Many people in my village lack higher education, and most of us don’t even speak English. There are so many things about our lives that aren’t the way we wish they were.
Still, I feel we have something to teach Dragons students. I hope both the good and bad experiences from staying in our village will affect the students: make them stronger individuals, who are better prepared to care for others in their own communities and environments. I hope the students can use our shortcomings as the basis to become individuals who want to create change.
As just a simple village woman, I feel so proud to have this friendship with the students who have stayed with us. I’m sure they are not just ordinary students that choose to come to Langa. I believe they want to become part of our family—we become friends to make both of our lives complete.
There are so many people in our community who can’t hold back tears when it comes time to say goodbye.
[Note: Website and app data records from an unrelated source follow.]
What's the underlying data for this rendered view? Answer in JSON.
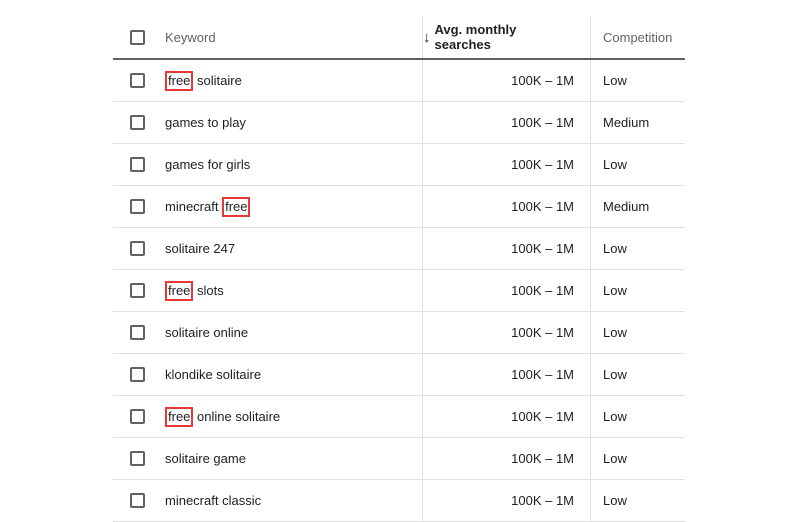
{
  "columns": {
    "keyword": "Keyword",
    "searches": "Avg. monthly searches",
    "competition": "Competition"
  },
  "sort": {
    "column": "searches",
    "direction_icon": "↓"
  },
  "highlight_term": "free",
  "rows": [
    {
      "keyword_parts": [
        {
          "t": "free",
          "hl": true
        },
        {
          "t": " solitaire"
        }
      ],
      "searches": "100K – 1M",
      "competition": "Low"
    },
    {
      "keyword_parts": [
        {
          "t": "games to play"
        }
      ],
      "searches": "100K – 1M",
      "competition": "Medium"
    },
    {
      "keyword_parts": [
        {
          "t": "games for girls"
        }
      ],
      "searches": "100K – 1M",
      "competition": "Low"
    },
    {
      "keyword_parts": [
        {
          "t": "minecraft "
        },
        {
          "t": "free",
          "hl": true
        }
      ],
      "searches": "100K – 1M",
      "competition": "Medium"
    },
    {
      "keyword_parts": [
        {
          "t": "solitaire 247"
        }
      ],
      "searches": "100K – 1M",
      "competition": "Low"
    },
    {
      "keyword_parts": [
        {
          "t": "free",
          "hl": true
        },
        {
          "t": " slots"
        }
      ],
      "searches": "100K – 1M",
      "competition": "Low"
    },
    {
      "keyword_parts": [
        {
          "t": "solitaire online"
        }
      ],
      "searches": "100K – 1M",
      "competition": "Low"
    },
    {
      "keyword_parts": [
        {
          "t": "klondike solitaire"
        }
      ],
      "searches": "100K – 1M",
      "competition": "Low"
    },
    {
      "keyword_parts": [
        {
          "t": "free",
          "hl": true
        },
        {
          "t": " online solitaire"
        }
      ],
      "searches": "100K – 1M",
      "competition": "Low"
    },
    {
      "keyword_parts": [
        {
          "t": "solitaire game"
        }
      ],
      "searches": "100K – 1M",
      "competition": "Low"
    },
    {
      "keyword_parts": [
        {
          "t": "minecraft classic"
        }
      ],
      "searches": "100K – 1M",
      "competition": "Low"
    }
  ]
}
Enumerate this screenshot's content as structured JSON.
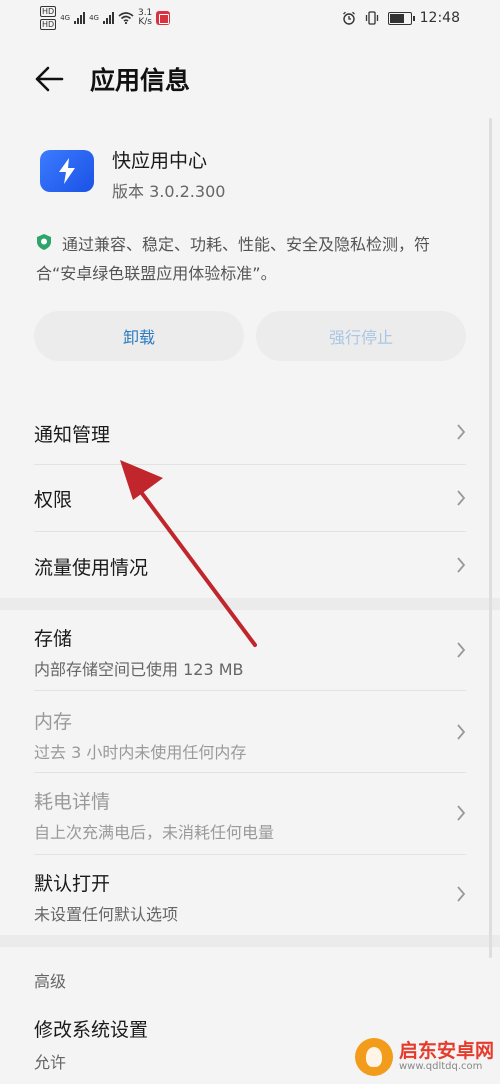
{
  "statusbar": {
    "hd1": "HD",
    "hd2": "HD",
    "net1": "4G",
    "net2": "4G",
    "speed_value": "3.1",
    "speed_unit": "K/s",
    "time": "12:48"
  },
  "header": {
    "title": "应用信息"
  },
  "app": {
    "name": "快应用中心",
    "version": "版本 3.0.2.300",
    "certification": "通过兼容、稳定、功耗、性能、安全及隐私检测，符合“安卓绿色联盟应用体验标准”。"
  },
  "buttons": {
    "uninstall": "卸载",
    "force_stop": "强行停止"
  },
  "items": [
    {
      "label": "通知管理"
    },
    {
      "label": "权限"
    },
    {
      "label": "流量使用情况"
    },
    {
      "label": "存储",
      "sub": "内部存储空间已使用 123 MB"
    },
    {
      "label": "内存",
      "sub": "过去 3 小时内未使用任何内存"
    },
    {
      "label": "耗电详情",
      "sub": "自上次充满电后，未消耗任何电量"
    },
    {
      "label": "默认打开",
      "sub": "未设置任何默认选项"
    }
  ],
  "advanced": {
    "title": "高级",
    "items": [
      {
        "label": "修改系统设置",
        "sub": "允许"
      }
    ]
  },
  "watermark": {
    "name": "启东安卓网",
    "url": "www.qdltdq.com"
  },
  "colors": {
    "accent": "#2e7dbf",
    "annotation": "#c0262c",
    "app_icon": "#2a62f0"
  }
}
Even I will always have tears in my eyes each time I have to say goodbye to my new friends. They may never know this, as it is a secret that as a community we keep. We do not know when or if we will meet again, maybe for the rest of our lives we will never meet, but the students will always be in our hearts. When we think of the students here, when we miss them, we will sift back through all the beautiful memories we shared together. Like family, far away from us, it is all we can do.
I hope, as the years roll on, we will maintain a strong relationship with Dragons. I truly believe Dragons is an amazing organization. You have a great mission to make people into human beings, even a village woman like me.
I want to thank Rita Sri Suwantari, honestly you are one of my greatest inspirations. Thank you also to Matt Colaciello Williams and Aaron Slosberg, both of you are amazing leaders who have inspired your students to become part of this community and feel comfortable relating to everyone here. Thank you to the students who have become my teachers, my friends, and my family: Spencer Hardy, Eleni Fernald, Benyamin Yih, and Katherine Georgia Comfort. Thank you Dragons, whoever you are, I am your family.
(This article was featured in the Spring 2017 edition of Dragons bi-annual Newsletter, The Map’s Edge. Each newsletter explores a subject of interest to the Dragons community through the voices of our Alumni, Instructors, Partners, Parents and our International Staff and contacts. Feel free to view our archive of editions of The Map’s Edge or even submit a piece to be featured in our next issue by sending an email to [email protected])
MERTIN LUSI is the first woman from Ngada Regency to graduate university with a degree in journalism, and later committed herself to detailing the abuses of the prostitution industry in Surabaya, Indonesia’s second largest city. She has since returned to Flores to work on community development projects in some of the island’s poorest, most remote areas, and is currently organizing youth groups in Langa to empower young women to share their stories through journalism. Mertin built Langa’s first library, which doubles as the entrance to her house.